Three Russian navigation satellites crashed into the Pacific off the US state of Hawaii Sunday after the rocket carrying them failed to reach orbit, officials from the Russian space agency said.
The capsule carrying the three Glonass satellites plummeted into the sea 1,500 kilometres (900 miles) off Honolulu, one official told Russia's RIA-Novosty news agency, adding that there had been no casualties.
The failure is a setback for Russia's attempt to put a satellite navigation system in place to rival the United States's GPS (Global Positioning System) and steal a march on Europe's fledgling Galileo system.

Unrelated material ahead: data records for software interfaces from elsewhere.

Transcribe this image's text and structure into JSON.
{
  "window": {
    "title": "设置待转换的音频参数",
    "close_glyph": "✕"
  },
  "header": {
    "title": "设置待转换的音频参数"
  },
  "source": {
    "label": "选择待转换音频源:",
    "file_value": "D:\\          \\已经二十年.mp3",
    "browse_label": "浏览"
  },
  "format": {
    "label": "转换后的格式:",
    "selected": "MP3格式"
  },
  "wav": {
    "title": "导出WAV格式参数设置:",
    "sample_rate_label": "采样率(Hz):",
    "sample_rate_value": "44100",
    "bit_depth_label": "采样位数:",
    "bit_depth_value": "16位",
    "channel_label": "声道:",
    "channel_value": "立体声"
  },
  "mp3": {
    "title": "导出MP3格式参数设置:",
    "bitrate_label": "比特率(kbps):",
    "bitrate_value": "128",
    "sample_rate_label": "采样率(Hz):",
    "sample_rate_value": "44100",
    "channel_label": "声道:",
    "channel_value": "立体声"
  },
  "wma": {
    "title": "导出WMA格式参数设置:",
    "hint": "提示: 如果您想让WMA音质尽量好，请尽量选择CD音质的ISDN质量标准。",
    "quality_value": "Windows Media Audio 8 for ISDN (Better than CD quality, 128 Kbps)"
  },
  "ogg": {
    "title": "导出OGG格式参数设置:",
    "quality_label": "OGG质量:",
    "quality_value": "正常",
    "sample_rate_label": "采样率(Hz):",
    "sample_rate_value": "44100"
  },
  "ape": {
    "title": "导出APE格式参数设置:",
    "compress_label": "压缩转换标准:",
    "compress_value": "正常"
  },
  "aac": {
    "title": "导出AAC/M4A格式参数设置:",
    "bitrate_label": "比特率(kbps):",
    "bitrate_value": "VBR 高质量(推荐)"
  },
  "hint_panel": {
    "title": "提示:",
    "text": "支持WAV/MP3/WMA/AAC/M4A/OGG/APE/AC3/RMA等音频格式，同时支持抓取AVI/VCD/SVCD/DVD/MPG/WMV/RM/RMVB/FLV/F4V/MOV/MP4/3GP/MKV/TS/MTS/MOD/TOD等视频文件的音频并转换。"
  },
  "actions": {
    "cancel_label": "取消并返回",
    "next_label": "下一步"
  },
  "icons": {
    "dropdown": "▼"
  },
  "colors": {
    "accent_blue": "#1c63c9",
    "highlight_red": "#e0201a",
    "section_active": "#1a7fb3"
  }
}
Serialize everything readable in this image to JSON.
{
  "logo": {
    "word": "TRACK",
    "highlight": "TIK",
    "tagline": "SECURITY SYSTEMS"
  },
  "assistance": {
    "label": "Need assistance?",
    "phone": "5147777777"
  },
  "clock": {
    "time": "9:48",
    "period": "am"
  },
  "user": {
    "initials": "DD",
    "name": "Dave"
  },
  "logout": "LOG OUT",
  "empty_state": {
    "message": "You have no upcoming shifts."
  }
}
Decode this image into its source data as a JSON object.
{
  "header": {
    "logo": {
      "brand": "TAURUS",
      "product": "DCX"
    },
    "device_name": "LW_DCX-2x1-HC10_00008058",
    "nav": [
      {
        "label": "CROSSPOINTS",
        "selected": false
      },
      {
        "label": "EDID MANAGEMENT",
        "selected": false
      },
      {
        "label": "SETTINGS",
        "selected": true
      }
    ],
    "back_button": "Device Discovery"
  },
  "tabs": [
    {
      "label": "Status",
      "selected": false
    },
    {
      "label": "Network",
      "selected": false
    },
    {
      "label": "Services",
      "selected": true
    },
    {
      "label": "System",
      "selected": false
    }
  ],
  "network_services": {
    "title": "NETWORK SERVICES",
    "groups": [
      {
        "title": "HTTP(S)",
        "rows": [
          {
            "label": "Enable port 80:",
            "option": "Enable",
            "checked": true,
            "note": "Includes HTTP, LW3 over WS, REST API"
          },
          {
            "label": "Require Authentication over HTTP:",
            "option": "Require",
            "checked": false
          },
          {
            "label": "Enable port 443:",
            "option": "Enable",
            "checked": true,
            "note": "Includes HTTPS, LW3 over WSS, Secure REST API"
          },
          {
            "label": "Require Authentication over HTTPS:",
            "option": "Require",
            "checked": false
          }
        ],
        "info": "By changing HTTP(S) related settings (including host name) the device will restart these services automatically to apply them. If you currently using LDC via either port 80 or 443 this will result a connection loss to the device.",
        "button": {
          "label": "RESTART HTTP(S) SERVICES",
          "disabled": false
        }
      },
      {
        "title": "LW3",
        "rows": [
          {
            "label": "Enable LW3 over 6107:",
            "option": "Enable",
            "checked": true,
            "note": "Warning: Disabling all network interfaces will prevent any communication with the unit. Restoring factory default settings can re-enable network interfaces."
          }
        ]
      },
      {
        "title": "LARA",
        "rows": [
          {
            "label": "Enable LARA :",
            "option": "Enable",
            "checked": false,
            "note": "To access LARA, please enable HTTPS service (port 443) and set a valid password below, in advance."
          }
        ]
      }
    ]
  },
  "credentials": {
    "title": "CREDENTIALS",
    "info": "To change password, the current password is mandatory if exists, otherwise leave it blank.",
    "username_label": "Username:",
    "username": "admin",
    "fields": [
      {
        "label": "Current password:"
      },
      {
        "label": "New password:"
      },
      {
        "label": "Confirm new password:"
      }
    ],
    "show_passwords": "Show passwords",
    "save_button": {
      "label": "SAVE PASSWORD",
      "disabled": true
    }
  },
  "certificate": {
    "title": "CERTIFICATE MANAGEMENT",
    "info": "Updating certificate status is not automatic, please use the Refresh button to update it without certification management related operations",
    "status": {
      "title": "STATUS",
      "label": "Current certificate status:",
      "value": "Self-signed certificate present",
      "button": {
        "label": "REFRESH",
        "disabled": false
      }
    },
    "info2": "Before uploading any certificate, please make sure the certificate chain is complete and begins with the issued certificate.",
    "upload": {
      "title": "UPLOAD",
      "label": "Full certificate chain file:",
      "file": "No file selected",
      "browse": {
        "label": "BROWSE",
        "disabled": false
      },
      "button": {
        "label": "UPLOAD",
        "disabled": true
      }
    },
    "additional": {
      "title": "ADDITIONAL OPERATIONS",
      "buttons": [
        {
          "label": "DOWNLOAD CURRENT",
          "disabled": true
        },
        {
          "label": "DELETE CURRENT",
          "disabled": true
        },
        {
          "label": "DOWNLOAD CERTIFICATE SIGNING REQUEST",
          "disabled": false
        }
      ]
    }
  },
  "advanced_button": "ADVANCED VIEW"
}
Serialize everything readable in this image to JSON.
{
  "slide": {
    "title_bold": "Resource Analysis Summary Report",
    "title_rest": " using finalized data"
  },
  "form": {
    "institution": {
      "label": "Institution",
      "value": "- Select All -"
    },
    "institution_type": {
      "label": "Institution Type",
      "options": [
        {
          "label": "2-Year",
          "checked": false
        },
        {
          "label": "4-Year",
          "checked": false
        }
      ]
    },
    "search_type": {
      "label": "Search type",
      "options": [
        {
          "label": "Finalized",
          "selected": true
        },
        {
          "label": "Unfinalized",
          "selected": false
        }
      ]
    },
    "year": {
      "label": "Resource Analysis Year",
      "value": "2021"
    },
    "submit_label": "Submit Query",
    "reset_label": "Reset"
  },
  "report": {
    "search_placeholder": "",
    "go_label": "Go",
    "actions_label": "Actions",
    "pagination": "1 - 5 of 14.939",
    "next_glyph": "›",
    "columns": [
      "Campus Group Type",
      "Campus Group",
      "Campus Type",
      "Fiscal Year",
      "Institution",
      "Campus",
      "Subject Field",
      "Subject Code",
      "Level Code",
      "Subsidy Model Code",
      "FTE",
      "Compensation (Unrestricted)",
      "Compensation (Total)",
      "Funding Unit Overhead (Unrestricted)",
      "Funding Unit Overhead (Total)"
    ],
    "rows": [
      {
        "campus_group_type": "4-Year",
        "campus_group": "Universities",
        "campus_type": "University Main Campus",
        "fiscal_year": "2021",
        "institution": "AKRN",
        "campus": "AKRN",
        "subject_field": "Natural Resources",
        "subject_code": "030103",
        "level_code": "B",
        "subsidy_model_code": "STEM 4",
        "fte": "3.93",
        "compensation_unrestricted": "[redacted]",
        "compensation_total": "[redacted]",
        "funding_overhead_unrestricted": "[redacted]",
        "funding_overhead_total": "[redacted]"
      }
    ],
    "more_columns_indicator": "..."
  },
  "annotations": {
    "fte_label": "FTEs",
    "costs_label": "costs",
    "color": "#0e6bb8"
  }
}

Prime Minister Vladimir Putin has underscored the strategic significance of developing the Glonass system to ensure Russia's technological independence.
"According to preliminary data, the Proton rocket that took off from Baikonur at 1:25 pm (1025 GMT) took a wrong trajectory," said a Russian space agency source cited by Interfax.
"Consequently, the booster rocket could not put the satellites in the intended orbit and it fell back with them into the atmosphere," the source added.
Once separated from the Proton rocket, a second-stage booster rocket with the three satellites aboard should have put them in orbit about 20 kilometres (12 miles) above the earth.
"The ballistics experts have checked everything: the upper-stage rocket with the satellites is not on the main, intermediate nor emergency orbit," a source told RIA Novosti.
The three Glonass-M satellites, weighing 1.4 tonnes, were supposed to complete a constellation of satellites already put in place by Moscow.
Putin said in April that Russia planned to equip all new cars sold in Russia in 2012 with the new navigation system, developed by the Russian military in the 1980s.
He said Moscow planned to launch a total of seven new Glonass satellites which would ensure coverage of the entire planet, bringing to 27 or 28 the number of operational satellites.
Russia would spend 1.7 billion rubles (40 million dollars) in 2011, after two billion rubles spent in 2010, Putin said.
Rokosmos, the Russian space agency, said in 2008 that Venezuela and Cuba were interested in adopting the new system.
Russia's defence ministry confirmed the loss, but insisted Sunday's accident would not affect the roll-out of the new positioning system.
"There are currently 26 satellites in the Glonass constellation, including two emergency satellites. This allows complete coverage of Russian Federation territory," the ministry said in a statement.
"The Russian space industry's capacity enables us to react rapidly to what's happened," it said, adding that the system would be fully in place next year in any case.
Explore further: Bad weather delays SpaceX launch with 3-D printer